A number of Hindu outfits in Kerala have asked media houses across the country to not send any women journalists to cover the reopening of the Sabarimala temple on Monday, November 5.

These are among the same Hindu groups that also protested against the entry of women into the temple the last time it was opened—between October 17 and 22. A total of 13 women between the age 10 and 50 attempted to enter the temple and were all turned back, some even faced violence by both devotees and protestors.

Sabarimala opens for two days, 5 and 6 November for a special pooja called the Sree Chithira Thirunal Aatta Vishesham. The temple will then open again between 16 November and 27 December for the Mandala Pooja Mahotsavam, according to the temple's official website.
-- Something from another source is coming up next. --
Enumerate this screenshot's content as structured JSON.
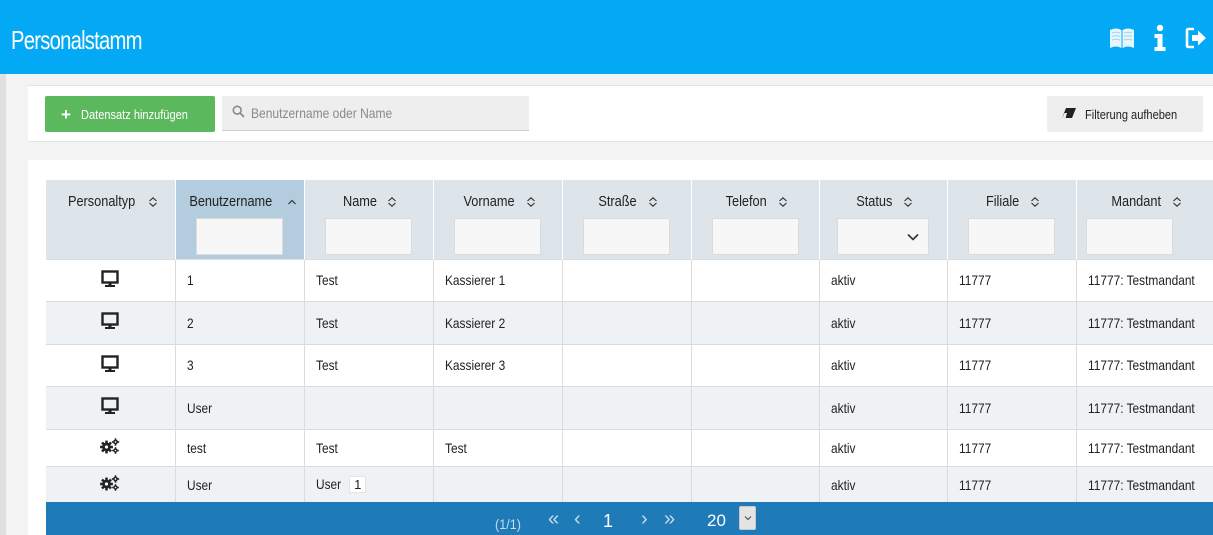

This appeal to not have women journalists cover the story was issued, reports the HT, by Sabarimala Karma Samiti (SKS), which is a combined platform of right-wing outfits. The Vishva Hindu Parishad (VHP) and the Hindu Aikyavedi, also made this statement, notes the report. This special pooja will be only the second time that the temple is open for worship after the Supreme Court order was passed, wherein the "right to pray" of women was said to be upheld.

SKS was monumental in starting and carrying out the initial agitation against women who tried to get into the temple because, they say, Lord Ayyappa is a celibate deity and that women would desecrate the sanctity of the shrine.

Women were attacked, heckled, and the roads were covered and "activists" laid siege to the foothills of the temple, notes the report.

A letter was sent out to editors of media houses from the SKS, a copy of this letter was released. It reportedly said that even the entry of women, including journalists of this age group, even if their doing their jobs is likely to "aggravate the situation".

"Recognising your right to support or oppose the devotees stand on this issue, we hope you will not take a stand which would aggravate the situation," it said.

Sabarimala will be opened on Monday evening for pooja. It will observe the birthday of the last King of Travancore, Chithira Thirunal Balarama Varma, on Tuesday. The temple will close by 10 pm that day.

The whole issue, according to the SKS, all started with the Kerala government "forcibly" trying to bring young women into the temple sanctum, this practice, they reportedly said, is against traditions and customs that have been followed for many years in the Sabarimala Temple.

An Indian Hindu devotee gestures as he climbs over holy eighteen golden steps to worship diety of Hindu god Ayyapa at a temple premises in Sabarimala in the southern state of Kerala on October 18, 2018ARUN SANKAR/AFP/Getty Images